In the early 1950s, the seemingly innocent errand of an Arkansas lawyer sets in motion events that cause the downfall of the Thebes State Penal Farm (Colored) in Mississippi. When Sam Vincent's inquiries lead to his imprisonment, his friend Earl Swagger frees him, only to become a prisoner himself. Earl, a former Marine and World War II hero, suffers incredible torture and abuse. He eventually escapes, then returns to settle accounts. This historical thriller graphically depicts violence, cruelty, and bigotry. Narrator William Dufris's performance is unusually dramatic; he displays an amazing range of vocal characterization but with the occasional tendency toward shrillness. Although the story is engaging, the listening experience is not entirely enjoyable. Recommended with reservations.-Ray Vignovich, West Des Moines P.L. Copyright 2003 Reed Business Information.
The Hunter assembly line cranks out another of his gunzapoppin' thrillers. With a nod to Aeschylus' Seven Against Thebes, Hunter has his stalwart ex-Marine and Congressional Medal of Honor winner Earl Swagger (Hot Springs, 2000, etc.) recruit seven legendary gun-hands to join him in one of those dirty jobs somebody has to do. The time is 1951, and the remote, unbelievably savage Thebes Prison Farm lies half-buried in a Mississippi swamp. How Earl managed to become incarcerated in this place of lost souls is a twisting tale rooted in an American samurai's inflexible code. Never betray a friendship: words Earl lives by, and when Sam Vincent fails to return from a certain mysterious mission Earl knows he has no choice but to find him, free him, and restore him to the bosom of his family. Which he does. Breaking Sam out of Thebes, however, proves no better than an even exchange. A sadistic sheriff, a conscienceless warden, and a band of corrupt, black-hearted minions now have Earl in their clutches, a prospect filling them with delight. (Think imbecilic boys pulling wings off flies.) Relentlessly-and, ugh, gratuitously-they torture him within an inch of his life. But Earl being Earl, he survives and eventually escapes. No way, he decides grimly, that a hellhole like Thebes can be left to its own devices and sets about assembling his crack demolition force: seven storied, if grizzled, gunslingers, old-timers, but still as lethal as ever they were. They strike at night, kill in bunches, and when-the smoke having cleared-the geezer brigade lowers Colts, Winchesters, Thompsons, etc., Thebes once again is history. A case of a successful formula overworked. The result? The pacing slackensnoticeably, and the writing, particularly the dialogue, can seem downright slapdash. First printing of 125,000; author tour
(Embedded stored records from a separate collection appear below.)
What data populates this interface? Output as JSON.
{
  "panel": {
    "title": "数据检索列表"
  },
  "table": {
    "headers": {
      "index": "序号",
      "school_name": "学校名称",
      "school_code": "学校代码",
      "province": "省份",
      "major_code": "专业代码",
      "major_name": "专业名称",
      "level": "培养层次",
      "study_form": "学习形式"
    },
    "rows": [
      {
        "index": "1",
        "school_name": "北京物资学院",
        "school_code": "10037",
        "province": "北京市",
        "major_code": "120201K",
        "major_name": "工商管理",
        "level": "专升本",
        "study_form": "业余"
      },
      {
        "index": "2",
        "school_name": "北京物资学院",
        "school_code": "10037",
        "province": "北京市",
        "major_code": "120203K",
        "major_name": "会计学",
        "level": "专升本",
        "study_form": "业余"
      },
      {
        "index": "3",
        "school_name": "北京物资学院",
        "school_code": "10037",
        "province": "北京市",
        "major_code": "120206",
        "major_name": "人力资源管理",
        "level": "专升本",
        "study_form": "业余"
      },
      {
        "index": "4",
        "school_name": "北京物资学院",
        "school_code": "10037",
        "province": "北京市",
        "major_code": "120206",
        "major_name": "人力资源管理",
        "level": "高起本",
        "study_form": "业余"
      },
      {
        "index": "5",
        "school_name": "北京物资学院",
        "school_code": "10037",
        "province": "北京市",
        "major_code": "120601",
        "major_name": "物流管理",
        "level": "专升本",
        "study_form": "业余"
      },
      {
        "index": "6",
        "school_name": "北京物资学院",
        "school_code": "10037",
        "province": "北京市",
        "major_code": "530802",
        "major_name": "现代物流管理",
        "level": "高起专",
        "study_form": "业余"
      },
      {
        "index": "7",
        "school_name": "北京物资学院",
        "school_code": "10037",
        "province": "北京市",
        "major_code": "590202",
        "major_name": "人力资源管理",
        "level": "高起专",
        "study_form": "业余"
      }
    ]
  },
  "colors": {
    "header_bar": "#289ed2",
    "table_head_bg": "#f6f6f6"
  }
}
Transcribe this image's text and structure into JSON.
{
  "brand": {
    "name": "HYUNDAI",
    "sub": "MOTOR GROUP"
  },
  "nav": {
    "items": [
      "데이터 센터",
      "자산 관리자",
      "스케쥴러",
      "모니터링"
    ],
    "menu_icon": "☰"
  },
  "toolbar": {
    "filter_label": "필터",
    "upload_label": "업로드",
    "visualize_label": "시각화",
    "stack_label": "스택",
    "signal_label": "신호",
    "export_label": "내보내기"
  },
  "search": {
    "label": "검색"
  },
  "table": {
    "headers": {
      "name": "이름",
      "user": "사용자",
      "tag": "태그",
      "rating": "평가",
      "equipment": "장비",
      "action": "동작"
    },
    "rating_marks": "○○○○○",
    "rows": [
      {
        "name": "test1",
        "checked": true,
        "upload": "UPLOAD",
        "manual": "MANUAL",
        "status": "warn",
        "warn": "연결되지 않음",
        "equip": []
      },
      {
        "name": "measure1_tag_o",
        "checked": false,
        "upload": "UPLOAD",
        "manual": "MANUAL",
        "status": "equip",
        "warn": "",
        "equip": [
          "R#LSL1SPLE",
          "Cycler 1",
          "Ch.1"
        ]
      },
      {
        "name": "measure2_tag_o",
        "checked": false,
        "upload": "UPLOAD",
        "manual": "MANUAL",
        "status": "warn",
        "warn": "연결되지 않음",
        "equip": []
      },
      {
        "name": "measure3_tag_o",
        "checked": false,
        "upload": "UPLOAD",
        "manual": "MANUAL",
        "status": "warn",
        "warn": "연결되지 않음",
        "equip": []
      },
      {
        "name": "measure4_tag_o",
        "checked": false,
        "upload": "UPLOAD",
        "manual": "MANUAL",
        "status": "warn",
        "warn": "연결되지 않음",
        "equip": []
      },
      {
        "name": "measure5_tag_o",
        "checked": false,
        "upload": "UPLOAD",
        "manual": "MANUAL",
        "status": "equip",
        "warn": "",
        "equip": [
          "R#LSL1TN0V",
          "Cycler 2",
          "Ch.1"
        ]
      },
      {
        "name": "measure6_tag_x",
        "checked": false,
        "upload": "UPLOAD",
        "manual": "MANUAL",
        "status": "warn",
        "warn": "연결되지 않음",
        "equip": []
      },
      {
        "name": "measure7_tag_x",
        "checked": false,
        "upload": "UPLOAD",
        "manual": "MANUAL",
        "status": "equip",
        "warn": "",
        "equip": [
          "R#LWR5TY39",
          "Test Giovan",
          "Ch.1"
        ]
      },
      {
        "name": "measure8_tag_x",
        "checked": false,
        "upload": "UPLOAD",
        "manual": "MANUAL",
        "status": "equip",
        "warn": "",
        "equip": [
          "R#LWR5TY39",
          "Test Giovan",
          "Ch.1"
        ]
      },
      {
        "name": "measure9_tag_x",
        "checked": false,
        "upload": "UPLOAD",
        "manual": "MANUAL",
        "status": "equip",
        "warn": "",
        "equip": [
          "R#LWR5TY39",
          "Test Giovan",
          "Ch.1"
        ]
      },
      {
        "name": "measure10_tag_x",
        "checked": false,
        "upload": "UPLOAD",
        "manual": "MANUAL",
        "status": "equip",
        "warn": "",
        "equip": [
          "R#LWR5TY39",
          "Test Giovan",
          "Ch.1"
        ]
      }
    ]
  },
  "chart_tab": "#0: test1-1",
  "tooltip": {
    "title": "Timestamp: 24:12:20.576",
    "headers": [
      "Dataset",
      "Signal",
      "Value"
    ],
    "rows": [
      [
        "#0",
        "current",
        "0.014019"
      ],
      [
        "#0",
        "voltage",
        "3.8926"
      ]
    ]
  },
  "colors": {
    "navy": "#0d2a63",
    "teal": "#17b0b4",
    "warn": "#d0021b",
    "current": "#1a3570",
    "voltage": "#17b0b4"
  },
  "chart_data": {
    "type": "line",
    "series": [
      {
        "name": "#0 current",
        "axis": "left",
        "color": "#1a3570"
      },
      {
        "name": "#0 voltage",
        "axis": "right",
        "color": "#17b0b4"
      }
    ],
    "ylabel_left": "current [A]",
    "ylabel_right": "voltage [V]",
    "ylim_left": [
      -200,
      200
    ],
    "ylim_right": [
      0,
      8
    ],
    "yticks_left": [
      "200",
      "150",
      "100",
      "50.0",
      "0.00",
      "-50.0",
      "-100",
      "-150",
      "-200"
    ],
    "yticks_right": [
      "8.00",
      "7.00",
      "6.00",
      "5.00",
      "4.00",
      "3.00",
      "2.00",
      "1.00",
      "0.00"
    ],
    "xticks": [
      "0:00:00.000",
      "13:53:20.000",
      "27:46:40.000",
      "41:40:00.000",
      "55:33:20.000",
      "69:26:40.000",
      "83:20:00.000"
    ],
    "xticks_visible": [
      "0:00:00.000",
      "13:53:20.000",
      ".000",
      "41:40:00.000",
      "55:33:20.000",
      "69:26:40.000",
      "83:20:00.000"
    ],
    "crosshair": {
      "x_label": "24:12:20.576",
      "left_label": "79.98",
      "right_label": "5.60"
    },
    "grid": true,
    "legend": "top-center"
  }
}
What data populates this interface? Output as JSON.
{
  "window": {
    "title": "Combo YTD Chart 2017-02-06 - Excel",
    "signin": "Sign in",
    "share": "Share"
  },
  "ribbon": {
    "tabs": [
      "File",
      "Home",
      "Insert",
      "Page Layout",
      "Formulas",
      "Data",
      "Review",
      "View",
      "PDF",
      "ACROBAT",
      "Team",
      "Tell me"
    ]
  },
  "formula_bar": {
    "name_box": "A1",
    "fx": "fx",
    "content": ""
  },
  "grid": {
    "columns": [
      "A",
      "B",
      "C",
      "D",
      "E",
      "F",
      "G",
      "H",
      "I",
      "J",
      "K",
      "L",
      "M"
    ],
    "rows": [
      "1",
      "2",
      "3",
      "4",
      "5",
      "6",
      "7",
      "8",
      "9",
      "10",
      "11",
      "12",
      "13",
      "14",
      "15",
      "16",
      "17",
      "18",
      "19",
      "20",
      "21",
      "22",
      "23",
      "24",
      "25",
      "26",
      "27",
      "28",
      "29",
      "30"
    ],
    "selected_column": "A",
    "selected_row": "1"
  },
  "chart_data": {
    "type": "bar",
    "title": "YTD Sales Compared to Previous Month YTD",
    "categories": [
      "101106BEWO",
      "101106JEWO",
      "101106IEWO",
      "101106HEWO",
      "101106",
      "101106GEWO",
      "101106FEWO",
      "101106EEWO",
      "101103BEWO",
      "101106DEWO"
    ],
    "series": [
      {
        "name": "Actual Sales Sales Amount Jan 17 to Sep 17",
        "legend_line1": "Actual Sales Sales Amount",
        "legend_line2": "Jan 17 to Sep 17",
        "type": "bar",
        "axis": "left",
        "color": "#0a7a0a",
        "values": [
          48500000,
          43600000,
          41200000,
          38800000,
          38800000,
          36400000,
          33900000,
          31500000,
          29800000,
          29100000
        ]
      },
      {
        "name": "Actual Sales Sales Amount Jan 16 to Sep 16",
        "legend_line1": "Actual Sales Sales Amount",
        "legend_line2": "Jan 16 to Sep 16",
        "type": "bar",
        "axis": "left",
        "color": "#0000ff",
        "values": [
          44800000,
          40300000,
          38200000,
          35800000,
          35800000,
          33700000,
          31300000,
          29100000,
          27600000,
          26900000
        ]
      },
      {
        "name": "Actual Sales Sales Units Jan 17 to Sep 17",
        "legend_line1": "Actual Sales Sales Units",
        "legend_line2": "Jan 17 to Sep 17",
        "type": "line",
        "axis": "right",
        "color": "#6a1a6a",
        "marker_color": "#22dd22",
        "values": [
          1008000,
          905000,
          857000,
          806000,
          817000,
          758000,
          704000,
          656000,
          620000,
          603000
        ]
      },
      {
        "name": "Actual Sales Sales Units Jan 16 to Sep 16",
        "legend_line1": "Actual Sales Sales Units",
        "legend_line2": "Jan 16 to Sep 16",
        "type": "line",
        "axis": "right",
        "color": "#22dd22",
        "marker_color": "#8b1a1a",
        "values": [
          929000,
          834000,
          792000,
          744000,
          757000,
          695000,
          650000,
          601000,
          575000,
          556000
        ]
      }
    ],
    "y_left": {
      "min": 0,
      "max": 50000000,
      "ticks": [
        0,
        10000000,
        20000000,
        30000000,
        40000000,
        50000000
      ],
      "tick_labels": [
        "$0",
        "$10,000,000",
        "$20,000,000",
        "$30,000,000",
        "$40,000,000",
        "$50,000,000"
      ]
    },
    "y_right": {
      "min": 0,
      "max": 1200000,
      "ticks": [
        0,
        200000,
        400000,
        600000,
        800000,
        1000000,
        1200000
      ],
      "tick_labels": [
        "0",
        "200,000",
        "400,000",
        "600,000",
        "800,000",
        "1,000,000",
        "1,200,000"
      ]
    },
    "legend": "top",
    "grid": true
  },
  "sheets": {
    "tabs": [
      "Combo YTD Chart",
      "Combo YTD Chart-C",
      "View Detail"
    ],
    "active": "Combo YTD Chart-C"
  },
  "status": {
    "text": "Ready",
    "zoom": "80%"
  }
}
The Providence Journal-Bulletin Cements Hunter's status as the best thriller writer going today. Maybe ever.
The Washington Post Book World Classic hard-boiled fiction....Features some of Hunter's best writing.
San Francisco Examiner One of the best storytellers of his generation.